The independent review was recommended by the Parliamentary Commissioner for the Environment (the Commissioner) in a report on the status and management of longfin eels released in April 2013. The Commissioner called for “the establishment of a fully-independent peer review panel to assess the full range of information available on the status of the longfin eel population”.
“This is an important piece of work that will help to inform future eel research and monitoring,” says Dr Pamela Mace, Principal Advisor, Fisheries Science, Ministry for Primary Industries (MPI), who chaired the open sessions of the review.
The panel of experts noted the ubiquity of New Zealand eels, the relative richness of information sources, and the high quality of the analyses that have been undertaken by New Zealand scientists.
They agreed that there is a high probability that the longfin eel population has been substantially reduced relative to its pristine numbers given the biology of the species and the duration and extent of culling, habitat modification, damming and customary and commercial fishing. However, they also concluded that, in general, numbers have been relatively stable in recent years. In the South Island there are also examples of recent increases in standardised catch rates in some areas.
The panel considered, in detail, each of the current sources of information and analyses used for monitoring trends and assessing stock status, noting the limitations of each and, in most cases, making recommendations for improvement. They also suggested possible supplementary information that could be collected to further strengthen current monitoring. They recommended a comprehensive assessment that integrates conventional fisheries information with non-fisheries information, such as the impact of habitat degradation, pollution and other non-fisheries causes of mortality (e.g. hydro dams).
MPI’s Eel Science Working Group will meet later this month to discuss the review panel’s recommendations for modifying existing research programmes or implementing new ones. MPI and the Minister for Primary Industries, Nathan Guy, will consider management actions in light of the panel’s report in early 2014.
The panel members were:
Dr Alex Haro, a research ecologist with the S.O. Conte Anadromous Fish Research Laboratory (Ecosystems Mission Area, U.S. Geological Survey) at Turners Falls, Massachusetts.
Dr Willem Dekker, a fisheries scientist from the Swedish University of Agricultural Research.
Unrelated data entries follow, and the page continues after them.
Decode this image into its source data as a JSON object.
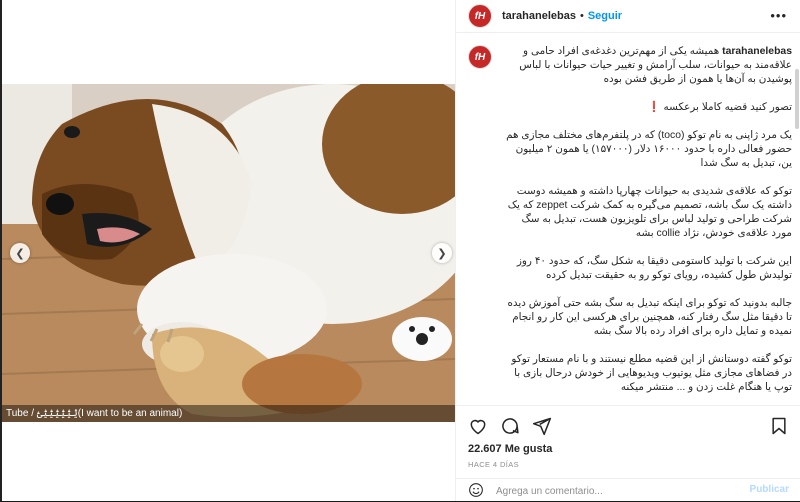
{
  "header": {
    "username": "tarahanelebas",
    "avatar_text": "fH",
    "separator": "•",
    "follow_label": "Seguir",
    "more_icon": "more-horizontal-icon"
  },
  "media": {
    "overlay_caption": "Tube / ؿؿؿؿؿؿؿ(I want to be an animal)",
    "prev_icon": "chevron-left-icon",
    "next_icon": "chevron-right-icon"
  },
  "caption": {
    "username": "tarahanelebas",
    "text": "همیشه یکی از مهم‌ترین دغدغه‌ی افراد حامی و علاقه‌مند به حیوانات، سلب آرامش و تغییر حیات حیوانات با لباس پوشیدن به آن‌ها یا همون از طریق فشن بوده\n\nتصور کنید قضیه کاملا برعکسه ❗\n\nیک مرد ژاپنی به نام توکو (toco) که در پلتفرم‌های مختلف مجازی هم حضور فعالی داره با حدود ۱۶۰۰۰ دلار (۱۵۷۰۰۰) یا همون ۲ میلیون ین، تبدیل به سگ شدا\n\nتوکو که علاقه‌ی شدیدی به حیوانات چهارپا داشته و همیشه دوست داشته یک سگ باشه، تصمیم می‌گیره به کمک شرکت zeppet که یک شرکت طراحی و تولید لباس برای تلویزیون هست، تبدیل به سگ مورد علاقه‌ی خودش، نژاد collie بشه\n\nاین شرکت با تولید کاستومی دقیقا به شکل سگ، که حدود ۴۰ روز تولیدش طول کشیده، رویای توکو رو به حقیقت تبدیل کرده\n\nجالبه بدونید که توکو برای اینکه تبدیل به سگ بشه حتی آموزش دیده تا دقیقا مثل سگ رفتار کنه، همچنین برای هرکسی این کار رو انجام نمیده و تمایل داره برای افراد رده بالا سگ بشه\n\nتوکو گفته دوستانش از این قضیه مطلع نیستند و با نام مستعار توکو در فضاهای مجازی مثل یوتیوب ویدیوهایی از خودش درحال بازی با توپ یا هنگام غلت زدن و ... منتشر میکنه\n\nشما اینکار رو تایید می‌کنید؟\nبه نظر شما کدام انسانی از سوال رفته؟"
  },
  "actions": {
    "like_icon": "heart-icon",
    "comment_icon": "comment-icon",
    "share_icon": "share-icon",
    "save_icon": "bookmark-icon",
    "likes": "22.607 Me gusta",
    "time_ago": "HACE 4 DÍAS"
  },
  "comment_bar": {
    "emoji_icon": "emoji-icon",
    "placeholder": "Agrega un comentario...",
    "publish_label": "Publicar"
  },
  "colors": {
    "accent": "#0095f6",
    "avatar": "#c62828",
    "muted": "#8e8e8e"
  }
}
Dr Dekker has been involved in Dutch, Swedish and European studies on the status of the European eel stock.
Nokome Bentley, a New Zealand-based fisheries scientist and founder of Trophia Limited, a co-operative of independent fisheries scientists.